** Data in this exercise follows **
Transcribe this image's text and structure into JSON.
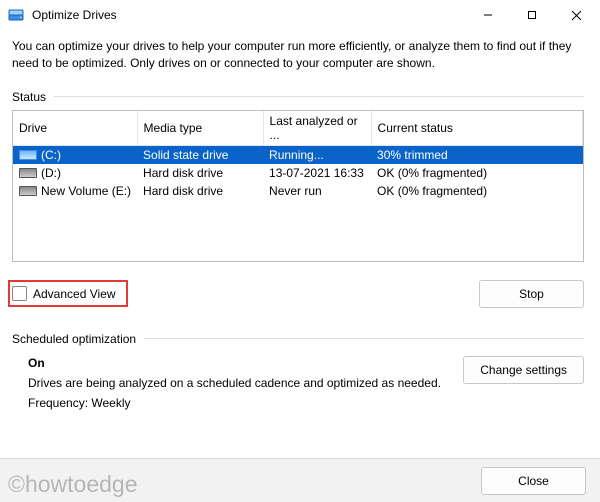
{
  "window": {
    "title": "Optimize Drives"
  },
  "intro": "You can optimize your drives to help your computer run more efficiently, or analyze them to find out if they need to be optimized. Only drives on or connected to your computer are shown.",
  "status_label": "Status",
  "columns": {
    "drive": "Drive",
    "media": "Media type",
    "last": "Last analyzed or ...",
    "status": "Current status"
  },
  "drives": [
    {
      "name": "(C:)",
      "media": "Solid state drive",
      "last": "Running...",
      "status": "30% trimmed",
      "selected": true,
      "icon": "ssd"
    },
    {
      "name": "(D:)",
      "media": "Hard disk drive",
      "last": "13-07-2021 16:33",
      "status": "OK (0% fragmented)",
      "selected": false,
      "icon": "hdd"
    },
    {
      "name": "New Volume (E:)",
      "media": "Hard disk drive",
      "last": "Never run",
      "status": "OK (0% fragmented)",
      "selected": false,
      "icon": "hdd"
    }
  ],
  "advanced_view": {
    "label": "Advanced View",
    "checked": false
  },
  "buttons": {
    "stop": "Stop",
    "change_settings": "Change settings",
    "close": "Close"
  },
  "scheduled": {
    "heading": "Scheduled optimization",
    "state": "On",
    "desc": "Drives are being analyzed on a scheduled cadence and optimized as needed.",
    "freq": "Frequency: Weekly"
  },
  "watermark": "©howtoedge"
}
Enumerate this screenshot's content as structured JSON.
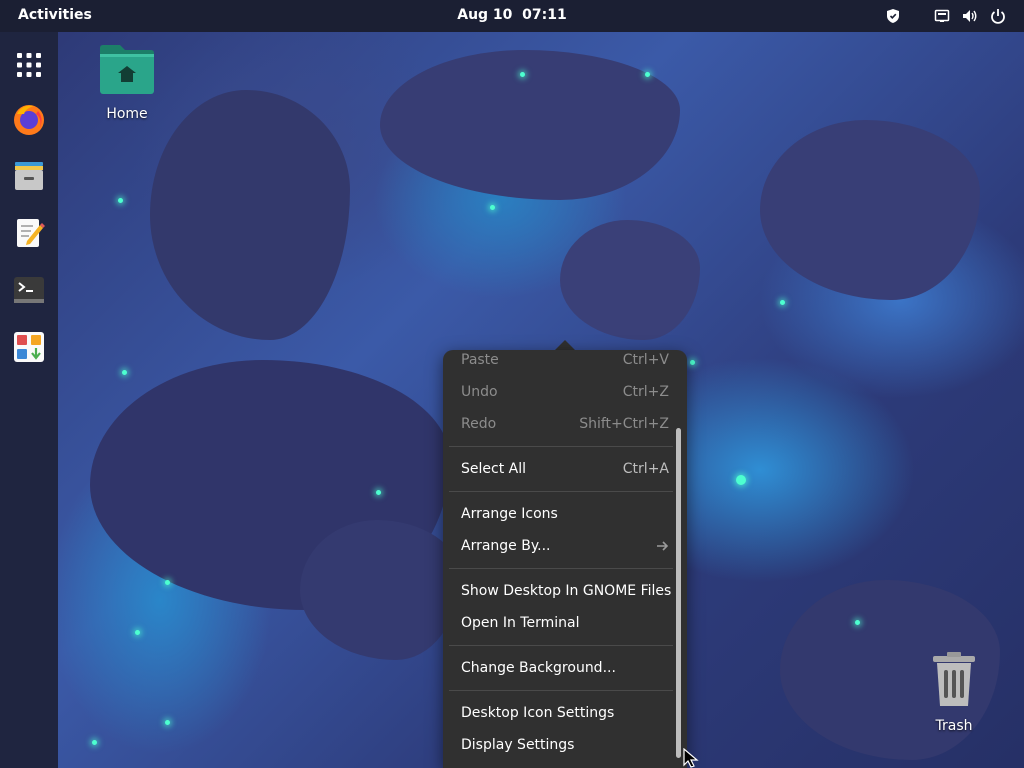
{
  "topbar": {
    "activities": "Activities",
    "date": "Aug 10",
    "time": "07:11",
    "indicators": [
      "shield-icon",
      "network-icon",
      "volume-icon",
      "power-icon"
    ]
  },
  "dock": {
    "items": [
      {
        "name": "app-grid",
        "icon": "grid-icon"
      },
      {
        "name": "firefox",
        "icon": "firefox-icon"
      },
      {
        "name": "files",
        "icon": "file-cabinet-icon"
      },
      {
        "name": "text-editor",
        "icon": "text-editor-icon"
      },
      {
        "name": "terminal",
        "icon": "terminal-icon"
      },
      {
        "name": "software",
        "icon": "software-icon"
      }
    ]
  },
  "desktop": {
    "home_label": "Home",
    "trash_label": "Trash"
  },
  "context_menu": {
    "paste": {
      "label": "Paste",
      "shortcut": "Ctrl+V"
    },
    "undo": {
      "label": "Undo",
      "shortcut": "Ctrl+Z"
    },
    "redo": {
      "label": "Redo",
      "shortcut": "Shift+Ctrl+Z"
    },
    "select_all": {
      "label": "Select All",
      "shortcut": "Ctrl+A"
    },
    "arrange_icons": {
      "label": "Arrange Icons"
    },
    "arrange_by": {
      "label": "Arrange By..."
    },
    "show_in_files": {
      "label": "Show Desktop In GNOME Files"
    },
    "open_terminal": {
      "label": "Open In Terminal"
    },
    "change_bg": {
      "label": "Change Background..."
    },
    "icon_settings": {
      "label": "Desktop Icon Settings"
    },
    "display_settings": {
      "label": "Display Settings"
    }
  },
  "colors": {
    "topbar": "#1b1f33",
    "menu_bg": "#303030",
    "folder": "#2aa58a"
  }
}
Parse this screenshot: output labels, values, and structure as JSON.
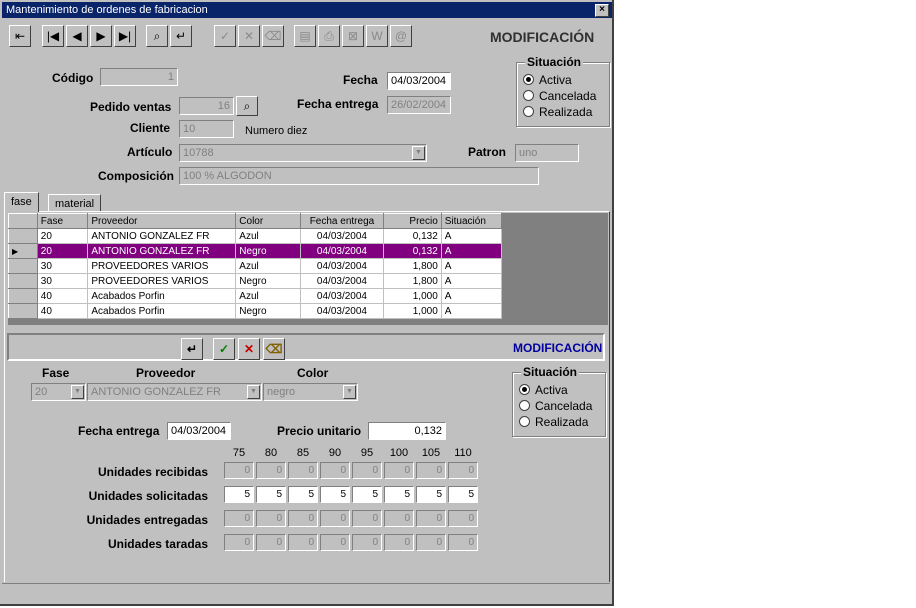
{
  "window": {
    "title": "Mantenimiento de ordenes de fabricacion",
    "close_glyph": "×",
    "mode_label": "MODIFICACIÓN"
  },
  "toolbar": {
    "buttons": [
      {
        "name": "exit-button",
        "glyph": "⇤"
      },
      {
        "name": "first-button",
        "glyph": "|◀"
      },
      {
        "name": "prev-button",
        "glyph": "◀"
      },
      {
        "name": "next-button",
        "glyph": "▶"
      },
      {
        "name": "last-button",
        "glyph": "▶|"
      },
      {
        "name": "binoculars-button",
        "glyph": "⌕"
      },
      {
        "name": "return-button",
        "glyph": "↵"
      },
      {
        "name": "accept-button",
        "glyph": "✓"
      },
      {
        "name": "cancel-button",
        "glyph": "✕"
      },
      {
        "name": "erase-button",
        "glyph": "⌫"
      },
      {
        "name": "preview-button",
        "glyph": "▤"
      },
      {
        "name": "print-button",
        "glyph": "⎙"
      },
      {
        "name": "excel-button",
        "glyph": "⊠"
      },
      {
        "name": "word-button",
        "glyph": "W"
      },
      {
        "name": "email-button",
        "glyph": "@"
      }
    ]
  },
  "header": {
    "codigo_label": "Código",
    "codigo_value": "1",
    "fecha_label": "Fecha",
    "fecha_value": "04/03/2004",
    "pedido_label": "Pedido ventas",
    "pedido_value": "16",
    "fecha_entrega_label": "Fecha entrega",
    "fecha_entrega_value": "26/02/2004",
    "cliente_label": "Cliente",
    "cliente_value": "10",
    "cliente_name": "Numero diez",
    "articulo_label": "Artículo",
    "articulo_value": "10788",
    "patron_label": "Patron",
    "patron_value": "uno",
    "composicion_label": "Composición",
    "composicion_value": "100 % ALGODON"
  },
  "situacion": {
    "title": "Situación",
    "options": [
      "Activa",
      "Cancelada",
      "Realizada"
    ],
    "selected": "Activa"
  },
  "tabs": [
    {
      "label": "fase"
    },
    {
      "label": "material"
    }
  ],
  "grid": {
    "columns": [
      "Fase",
      "Proveedor",
      "Color",
      "Fecha entrega",
      "Precio",
      "Situación"
    ],
    "rows": [
      {
        "fase": "20",
        "proveedor": "ANTONIO GONZALEZ FR",
        "color": "Azul",
        "fecha": "04/03/2004",
        "precio": "0,132",
        "situacion": "A"
      },
      {
        "fase": "20",
        "proveedor": "ANTONIO GONZALEZ FR",
        "color": "Negro",
        "fecha": "04/03/2004",
        "precio": "0,132",
        "situacion": "A"
      },
      {
        "fase": "30",
        "proveedor": "PROVEEDORES VARIOS",
        "color": "Azul",
        "fecha": "04/03/2004",
        "precio": "1,800",
        "situacion": "A"
      },
      {
        "fase": "30",
        "proveedor": "PROVEEDORES VARIOS",
        "color": "Negro",
        "fecha": "04/03/2004",
        "precio": "1,800",
        "situacion": "A"
      },
      {
        "fase": "40",
        "proveedor": "Acabados Porfin",
        "color": "Azul",
        "fecha": "04/03/2004",
        "precio": "1,000",
        "situacion": "A"
      },
      {
        "fase": "40",
        "proveedor": "Acabados Porfin",
        "color": "Negro",
        "fecha": "04/03/2004",
        "precio": "1,000",
        "situacion": "A"
      }
    ],
    "selected_row": 1,
    "row_indicator": "▶"
  },
  "detail": {
    "mode_label": "MODIFICACIÓN",
    "buttons": [
      {
        "name": "detail-return-button",
        "glyph": "↵"
      },
      {
        "name": "detail-accept-button",
        "glyph": "✓"
      },
      {
        "name": "detail-cancel-button",
        "glyph": "✕"
      },
      {
        "name": "detail-erase-button",
        "glyph": "⌫"
      }
    ],
    "fase_label": "Fase",
    "fase_value": "20",
    "proveedor_label": "Proveedor",
    "proveedor_value": "ANTONIO GONZALEZ FR",
    "color_label": "Color",
    "color_value": "negro",
    "fecha_entrega_label": "Fecha entrega",
    "fecha_entrega_value": "04/03/2004",
    "precio_label": "Precio unitario",
    "precio_value": "0,132",
    "situacion_title": "Situación",
    "situacion_options": [
      "Activa",
      "Cancelada",
      "Realizada"
    ],
    "situacion_selected": "Activa",
    "sizes": [
      "75",
      "80",
      "85",
      "90",
      "95",
      "100",
      "105",
      "110"
    ],
    "unit_rows": [
      {
        "label": "Unidades recibidas",
        "values": [
          "0",
          "0",
          "0",
          "0",
          "0",
          "0",
          "0",
          "0"
        ],
        "editable": false
      },
      {
        "label": "Unidades solicitadas",
        "values": [
          "5",
          "5",
          "5",
          "5",
          "5",
          "5",
          "5",
          "5"
        ],
        "editable": true
      },
      {
        "label": "Unidades entregadas",
        "values": [
          "0",
          "0",
          "0",
          "0",
          "0",
          "0",
          "0",
          "0"
        ],
        "editable": false
      },
      {
        "label": "Unidades taradas",
        "values": [
          "0",
          "0",
          "0",
          "0",
          "0",
          "0",
          "0",
          "0"
        ],
        "editable": false
      }
    ]
  },
  "colors": {
    "title_bar": "#0a246a",
    "selected_row": "#800080",
    "detail_mode": "#0000a0",
    "accept_green": "#008000",
    "cancel_red": "#c00000"
  }
}
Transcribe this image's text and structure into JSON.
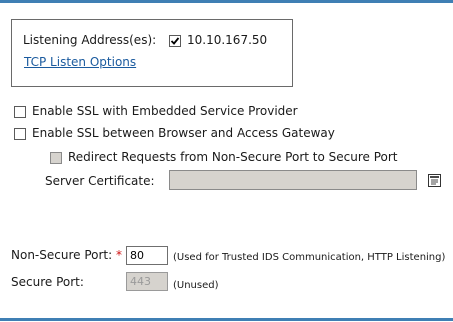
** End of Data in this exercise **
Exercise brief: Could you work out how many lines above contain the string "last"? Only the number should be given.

Answer for this exercise: 5